--- SOURCE RECORDS ---
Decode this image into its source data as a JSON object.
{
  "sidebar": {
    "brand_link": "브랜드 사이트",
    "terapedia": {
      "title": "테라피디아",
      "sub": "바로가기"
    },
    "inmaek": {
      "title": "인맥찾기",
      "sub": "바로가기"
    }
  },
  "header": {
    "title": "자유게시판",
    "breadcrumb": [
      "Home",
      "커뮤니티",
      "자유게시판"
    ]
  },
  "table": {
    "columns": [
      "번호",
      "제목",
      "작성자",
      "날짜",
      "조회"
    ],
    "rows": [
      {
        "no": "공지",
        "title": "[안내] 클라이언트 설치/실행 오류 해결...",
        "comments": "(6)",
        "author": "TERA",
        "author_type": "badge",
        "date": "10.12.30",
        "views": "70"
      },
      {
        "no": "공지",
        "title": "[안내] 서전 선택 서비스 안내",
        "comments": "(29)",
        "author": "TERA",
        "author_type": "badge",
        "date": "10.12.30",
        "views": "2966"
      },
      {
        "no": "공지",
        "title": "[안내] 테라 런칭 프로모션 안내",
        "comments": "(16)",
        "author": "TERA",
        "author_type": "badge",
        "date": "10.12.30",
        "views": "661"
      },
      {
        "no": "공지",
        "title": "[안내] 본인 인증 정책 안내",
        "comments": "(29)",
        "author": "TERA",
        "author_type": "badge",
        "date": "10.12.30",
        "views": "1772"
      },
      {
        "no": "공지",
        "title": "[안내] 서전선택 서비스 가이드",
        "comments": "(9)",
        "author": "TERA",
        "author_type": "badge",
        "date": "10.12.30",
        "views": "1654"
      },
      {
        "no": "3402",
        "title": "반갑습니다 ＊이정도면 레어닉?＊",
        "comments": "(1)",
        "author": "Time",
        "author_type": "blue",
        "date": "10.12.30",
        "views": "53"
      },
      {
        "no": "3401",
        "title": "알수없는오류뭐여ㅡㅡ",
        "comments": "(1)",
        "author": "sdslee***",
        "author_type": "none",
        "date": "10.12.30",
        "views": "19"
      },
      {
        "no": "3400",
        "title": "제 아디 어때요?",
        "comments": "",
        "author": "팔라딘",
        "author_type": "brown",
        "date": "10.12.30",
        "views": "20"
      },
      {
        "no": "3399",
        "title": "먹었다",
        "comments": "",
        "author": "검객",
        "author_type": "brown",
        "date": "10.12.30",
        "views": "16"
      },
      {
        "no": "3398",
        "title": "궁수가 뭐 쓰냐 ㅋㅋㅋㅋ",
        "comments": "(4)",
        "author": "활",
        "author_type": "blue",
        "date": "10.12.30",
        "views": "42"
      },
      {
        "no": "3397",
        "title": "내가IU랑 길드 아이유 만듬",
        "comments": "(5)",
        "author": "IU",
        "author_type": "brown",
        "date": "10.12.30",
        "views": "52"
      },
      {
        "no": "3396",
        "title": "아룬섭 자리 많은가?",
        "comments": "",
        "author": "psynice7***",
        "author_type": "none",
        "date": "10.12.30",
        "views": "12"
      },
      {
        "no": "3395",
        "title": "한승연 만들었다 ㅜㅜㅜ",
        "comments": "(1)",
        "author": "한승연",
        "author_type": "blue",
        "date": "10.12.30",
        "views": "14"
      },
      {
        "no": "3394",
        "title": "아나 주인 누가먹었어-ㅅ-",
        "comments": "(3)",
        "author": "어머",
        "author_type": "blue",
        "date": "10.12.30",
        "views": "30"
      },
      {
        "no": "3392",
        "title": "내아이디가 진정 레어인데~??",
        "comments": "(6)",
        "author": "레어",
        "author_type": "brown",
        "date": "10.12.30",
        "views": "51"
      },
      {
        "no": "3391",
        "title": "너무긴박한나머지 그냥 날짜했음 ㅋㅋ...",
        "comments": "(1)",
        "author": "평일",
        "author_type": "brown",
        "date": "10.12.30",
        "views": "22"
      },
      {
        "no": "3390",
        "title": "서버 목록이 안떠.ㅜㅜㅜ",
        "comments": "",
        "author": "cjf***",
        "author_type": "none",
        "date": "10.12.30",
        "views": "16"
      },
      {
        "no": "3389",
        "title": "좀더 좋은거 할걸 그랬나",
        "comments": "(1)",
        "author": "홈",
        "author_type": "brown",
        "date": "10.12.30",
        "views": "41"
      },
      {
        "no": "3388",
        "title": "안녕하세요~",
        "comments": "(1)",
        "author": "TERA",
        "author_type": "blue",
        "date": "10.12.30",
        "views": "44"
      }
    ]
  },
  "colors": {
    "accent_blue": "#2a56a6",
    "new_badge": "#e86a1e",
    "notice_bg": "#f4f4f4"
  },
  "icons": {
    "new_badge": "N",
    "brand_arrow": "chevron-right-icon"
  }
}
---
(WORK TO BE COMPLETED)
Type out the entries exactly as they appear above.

(SOLUTION)
Decode this image into its source data as a JSON object.
{
  "sidebar": {
    "brand_link": "브랜드 사이트",
    "terapedia": {
      "title": "테라피디아",
      "sub": "바로가기"
    },
    "inmaek": {
      "title": "인맥찾기",
      "sub": "바로가기"
    }
  },
  "header": {
    "title": "자유게시판",
    "breadcrumb": [
      "Home",
      "커뮤니티",
      "자유게시판"
    ]
  },
  "table": {
    "columns": [
      "번호",
      "제목",
      "작성자",
      "날짜",
      "조회"
    ],
    "rows": [
      {
        "no": "공지",
        "title": "[안내] 클라이언트 설치/실행 오류 해결...",
        "comments": "(6)",
        "author": "TERA",
        "author_type": "badge",
        "date": "10.12.30",
        "views": "70"
      },
      {
        "no": "공지",
        "title": "[안내] 서전 선택 서비스 안내",
        "comments": "(29)",
        "author": "TERA",
        "author_type": "badge",
        "date": "10.12.30",
        "views": "2966"
      },
      {
        "no": "공지",
        "title": "[안내] 테라 런칭 프로모션 안내",
        "comments": "(16)",
        "author": "TERA",
        "author_type": "badge",
        "date": "10.12.30",
        "views": "661"
      },
      {
        "no": "공지",
        "title": "[안내] 본인 인증 정책 안내",
        "comments": "(29)",
        "author": "TERA",
        "author_type": "badge",
        "date": "10.12.30",
        "views": "1772"
      },
      {
        "no": "공지",
        "title": "[안내] 서전선택 서비스 가이드",
        "comments": "(9)",
        "author": "TERA",
        "author_type": "badge",
        "date": "10.12.30",
        "views": "1654"
      },
      {
        "no": "3402",
        "title": "반갑습니다 ＊이정도면 레어닉?＊",
        "comments": "(1)",
        "author": "Time",
        "author_type": "blue",
        "date": "10.12.30",
        "views": "53"
      },
      {
        "no": "3401",
        "title": "알수없는오류뭐여ㅡㅡ",
        "comments": "(1)",
        "author": "sdslee***",
        "author_type": "none",
        "date": "10.12.30",
        "views": "19"
      },
      {
        "no": "3400",
        "title": "제 아디 어때요?",
        "comments": "",
        "author": "팔라딘",
        "author_type": "brown",
        "date": "10.12.30",
        "views": "20"
      },
      {
        "no": "3399",
        "title": "먹었다",
        "comments": "",
        "author": "검객",
        "author_type": "brown",
        "date": "10.12.30",
        "views": "16"
      },
      {
        "no": "3398",
        "title": "궁수가 뭐 쓰냐 ㅋㅋㅋㅋ",
        "comments": "(4)",
        "author": "활",
        "author_type": "blue",
        "date": "10.12.30",
        "views": "42"
      },
      {
        "no": "3397",
        "title": "내가IU랑 길드 아이유 만듬",
        "comments": "(5)",
        "author": "IU",
        "author_type": "brown",
        "date": "10.12.30",
        "views": "52"
      },
      {
        "no": "3396",
        "title": "아룬섭 자리 많은가?",
        "comments": "",
        "author": "psynice7***",
        "author_type": "none",
        "date": "10.12.30",
        "views": "12"
      },
      {
        "no": "3395",
        "title": "한승연 만들었다 ㅜㅜㅜ",
        "comments": "(1)",
        "author": "한승연",
        "author_type": "blue",
        "date": "10.12.30",
        "views": "14"
      },
      {
        "no": "3394",
        "title": "아나 주인 누가먹었어-ㅅ-",
        "comments": "(3)",
        "author": "어머",
        "author_type": "blue",
        "date": "10.12.30",
        "views": "30"
      },
      {
        "no": "3392",
        "title": "내아이디가 진정 레어인데~??",
        "comments": "(6)",
        "author": "레어",
        "author_type": "brown",
        "date": "10.12.30",
        "views": "51"
      },
      {
        "no": "3391",
        "title": "너무긴박한나머지 그냥 날짜했음 ㅋㅋ...",
        "comments": "(1)",
        "author": "평일",
        "author_type": "brown",
        "date": "10.12.30",
        "views": "22"
      },
      {
        "no": "3390",
        "title": "서버 목록이 안떠.ㅜㅜㅜ",
        "comments": "",
        "author": "cjf***",
        "author_type": "none",
        "date": "10.12.30",
        "views": "16"
      },
      {
        "no": "3389",
        "title": "좀더 좋은거 할걸 그랬나",
        "comments": "(1)",
        "author": "홈",
        "author_type": "brown",
        "date": "10.12.30",
        "views": "41"
      },
      {
        "no": "3388",
        "title": "안녕하세요~",
        "comments": "(1)",
        "author": "TERA",
        "author_type": "blue",
        "date": "10.12.30",
        "views": "44"
      }
    ]
  },
  "colors": {
    "accent_blue": "#2a56a6",
    "new_badge": "#e86a1e",
    "notice_bg": "#f4f4f4"
  },
  "icons": {
    "new_badge": "N",
    "brand_arrow": "chevron-right-icon"
  }
}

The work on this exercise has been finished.